  8. As an actual Encounter alumnus, I would like to weigh in. The point of Encounter is just that- to encounter- to challenge myself as a Jewish leader to listen to a variety of voices in the Palestinian narrative. Sitting and listening, without speaking, was one of the most challenging things I have ever done- but also one of the most educational. I heard some things that were just heart-breaking, that have continued to weigh on my soul. Sitting and listening, without providing my own personal or communal narrative, was such a challenge.

    But I had to do it.
    How can I continue to work towards peace without meeting and hearing those on the other side?
    This is not to say that after Encounter I supported the Palestinian narrative, on the contrary, I was even more troubled by how different our people’s narratives truly are.
    BUT- I owed it to MY people, as a Jew, as a leader, as a human being and as a ZIONIST to be there and hear what they had to say.
    If I had brought my narrative to them, I would have gotten into a debate.
    That was not the point. There are plenty of other opportunities for this.
    The point was to LISTEN to help me, as a Jewish leader, better understand the complexities of peace and equip me to better work towards it.
    I came to Encounter as a Zionist committed to a Jewish democratic state in our ancestral homeland, I left Encounter better able to understand the challenges facing this Zionist dream.

    Furthermore, my experience with Encounter has given me a life-long gift- that of seeking out narratives first hand. I learned to not rely on heresay, the government or the media to tell me someone else’s story- I need to hear it firsthand. My Encounter trip sparked in me this desire- and since then, I have organized my own ‘encounters’ to further educate myself on this conflict- most recently, a trip to large and tiny settlements in Judea to hear the ‘Settler’ narrative.

    Thank you Encounter for helping me grow and learn and expand my understanding of this complex and emotionally charged conflict.
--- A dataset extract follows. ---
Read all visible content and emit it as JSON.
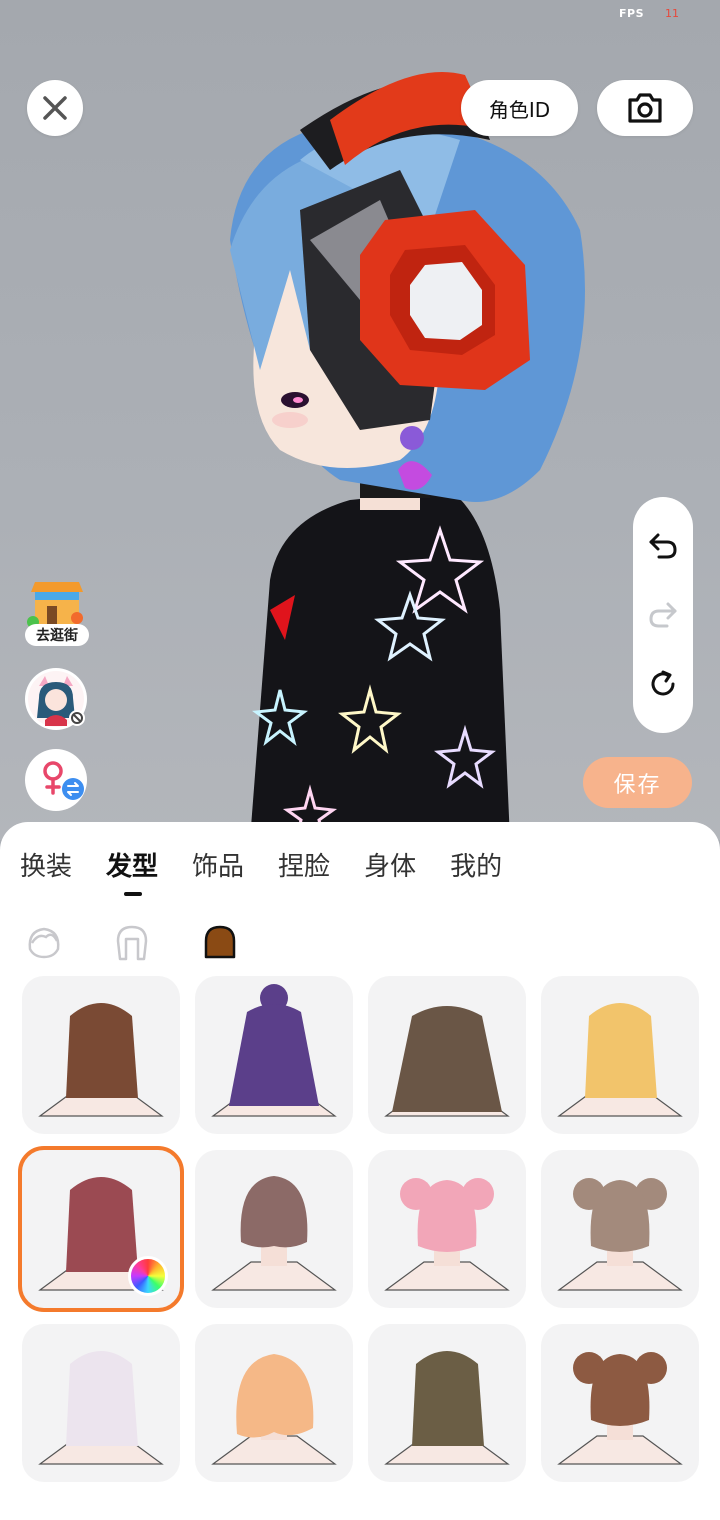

  9. “Moral Of The work

    In War: Resolution
    In Defeat: Defiance
    In Victory: Magnanimity
    In Peace Good Will”
    (Winston S. Churchill)

    There can be no good will in peace if there is no resolution in war.

    Just ask ask Neville Chamberlain after the Nazi’s invaded Poland.